At the end of the two-hour session, Katatny read a breakdown of the comments heard, announcing that, of the speakers, four had been members of the Muslim Brotherhood’s Freedom and Justice Party, three from the Nour party, two from Wafd and two independents, with remaining parties having enjoyed one opportunity to address Parliament, if even that. It is worth noting that Katatny began the session by stating his efforts in “listening to a variety of speakers, not just from specific parties.”

Ultimately, MPs largely seemed to concur that the preliminary report’s findings were vague and inconclusive, prompting Thabet to reiterate that it was only a preliminary report, and that it did not depict the ultras as thugs — a major point of contention among those present.

On Tuesday, a parliamentary committee heard the testimony of Interior Minister Mohamed Ibrahim, who assured MPs that a ministerial committee is reviewing the laws regulating the work of the police. He added that police are only working at 60 percent capacity since the 25 January revolution erupted.

Other issues were discussed in Parliament this week, albeit overshadowed by the fact-finding committee’s report, and the objections and accusations it provoked. On Sunday, MPs voted to refer the bread and wheat crisis to Parliament’s economic committee, an issue which many present described as “a matter of national security.”

Minister of Supply and Social Affairs Gouda Abdel Khaleq told MPs during the bread crisis discussion that the previous regime has left us with a legacy of carcinogenic wheat. Abdel Khaleq said that Egypt’s food security is at stake as subsidized bread contains 60 percent imported wheat. “We need Parliament to help us fix this problem, and we can also cooperate with Sudan,” he said.

Issues regarding national health were also discussed in Parliament this week, with FJP MP Akram al-Shaer, head of the health committee, claiming during Monday’s session that “44,000 Egyptian citizens,” — or, two percent of the total number of patients in Egypt — “require renal dialysis.” This comes after Parliament issued a controversial law earlier in the month regulating transplant operations.
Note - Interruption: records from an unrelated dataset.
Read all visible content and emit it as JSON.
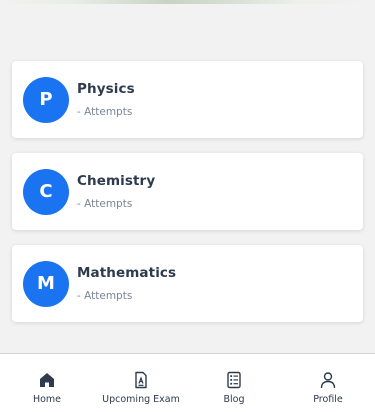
{
  "subjects": [
    {
      "initial": "P",
      "name": "Physics",
      "attempts": "- Attempts"
    },
    {
      "initial": "C",
      "name": "Chemistry",
      "attempts": "- Attempts"
    },
    {
      "initial": "M",
      "name": "Mathematics",
      "attempts": "- Attempts"
    }
  ],
  "nav": {
    "items": [
      {
        "label": "Home",
        "icon": "home-icon"
      },
      {
        "label": "Upcoming Exam",
        "icon": "exam-icon"
      },
      {
        "label": "Blog",
        "icon": "blog-icon"
      },
      {
        "label": "Profile",
        "icon": "profile-icon"
      }
    ]
  },
  "colors": {
    "accent": "#1a73f0",
    "background": "#f2f2f2",
    "card": "#ffffff",
    "text": "#2e3b4e",
    "muted": "#7b8594"
  }
}
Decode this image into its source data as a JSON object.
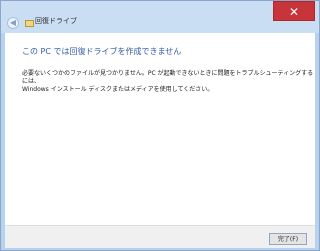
{
  "window": {
    "title": "回復ドライブ",
    "close_label": "✕",
    "back_icon": "back-arrow-icon",
    "title_icon": "drive-icon"
  },
  "content": {
    "heading": "この PC では回復ドライブを作成できません",
    "message": "必要ないくつかのファイルが見つかりません。PC が起動できないときに問題をトラブルシューティングするには、\nWindows インストール ディスクまたはメディアを使用してください。"
  },
  "footer": {
    "finish_label": "完了(F)"
  }
}
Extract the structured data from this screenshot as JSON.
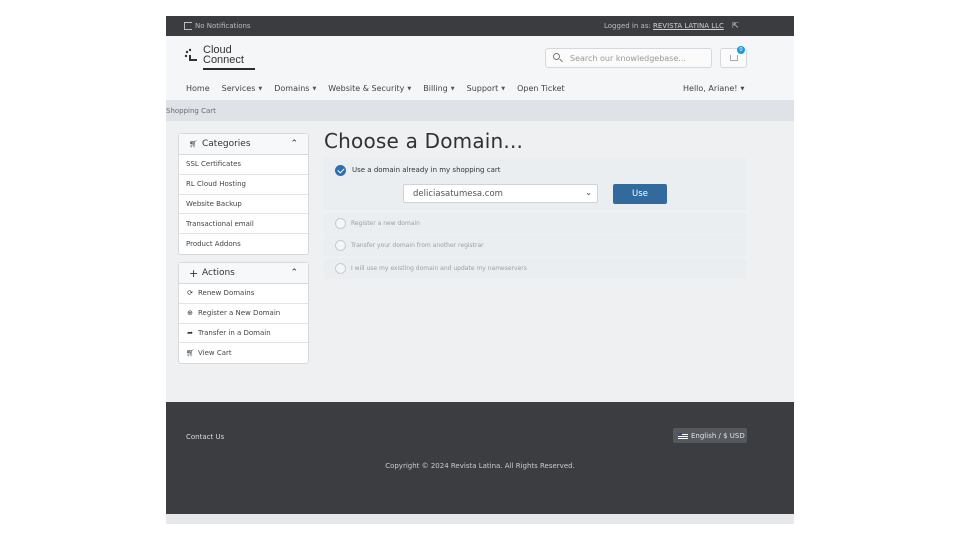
{
  "topbar": {
    "notifications": "No Notifications",
    "logged_in_as": "Logged in as:",
    "company": "REVISTA LATINA LLC"
  },
  "header": {
    "logo_line1": "Cloud",
    "logo_line2": "Connect",
    "search_placeholder": "Search our knowledgebase...",
    "cart_count": "0"
  },
  "nav": {
    "items": [
      {
        "label": "Home",
        "caret": false
      },
      {
        "label": "Services",
        "caret": true
      },
      {
        "label": "Domains",
        "caret": true
      },
      {
        "label": "Website & Security",
        "caret": true
      },
      {
        "label": "Billing",
        "caret": true
      },
      {
        "label": "Support",
        "caret": true
      },
      {
        "label": "Open Ticket",
        "caret": false
      }
    ],
    "greeting": "Hello, Ariane!"
  },
  "breadcrumb": "Shopping Cart",
  "sidebar": {
    "categories": {
      "title": "Categories",
      "items": [
        "SSL Certificates",
        "RL Cloud Hosting",
        "Website Backup",
        "Transactional email",
        "Product Addons"
      ]
    },
    "actions": {
      "title": "Actions",
      "items": [
        {
          "label": "Renew Domains",
          "icon": "refresh-icon"
        },
        {
          "label": "Register a New Domain",
          "icon": "globe-icon"
        },
        {
          "label": "Transfer in a Domain",
          "icon": "share-icon"
        },
        {
          "label": "View Cart",
          "icon": "cart-icon"
        }
      ]
    }
  },
  "main": {
    "title": "Choose a Domain...",
    "use_existing_label": "Use a domain already in my shopping cart",
    "selected_domain": "deliciasatumesa.com",
    "use_button": "Use",
    "register_new": "Register a new domain",
    "transfer": "Transfer your domain from another registrar",
    "existing_ns": "I will use my existing domain and update my nameservers"
  },
  "footer": {
    "contact": "Contact Us",
    "language": "English / $ USD",
    "copyright": "Copyright © 2024 Revista Latina. All Rights Reserved."
  },
  "colors": {
    "topbar": "#3a3c3f",
    "primary_button": "#336a9e",
    "checked": "#2f6fb0",
    "footer": "#3b3d40"
  }
}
The law was introduced under the supposed intention of curbing a thriving illegal trade in human organs. Shaer also called for the creation of a supreme health council to improve medical services for citizens.

Beside plenary sessions, specialized committees met throughout the week to discuss a number of national issues. On Wednesday, one of the committees met with the Illicit Gains Authority, headed by Assem al-Gohary, to discuss a draft law that would allow government officials to be tried in court.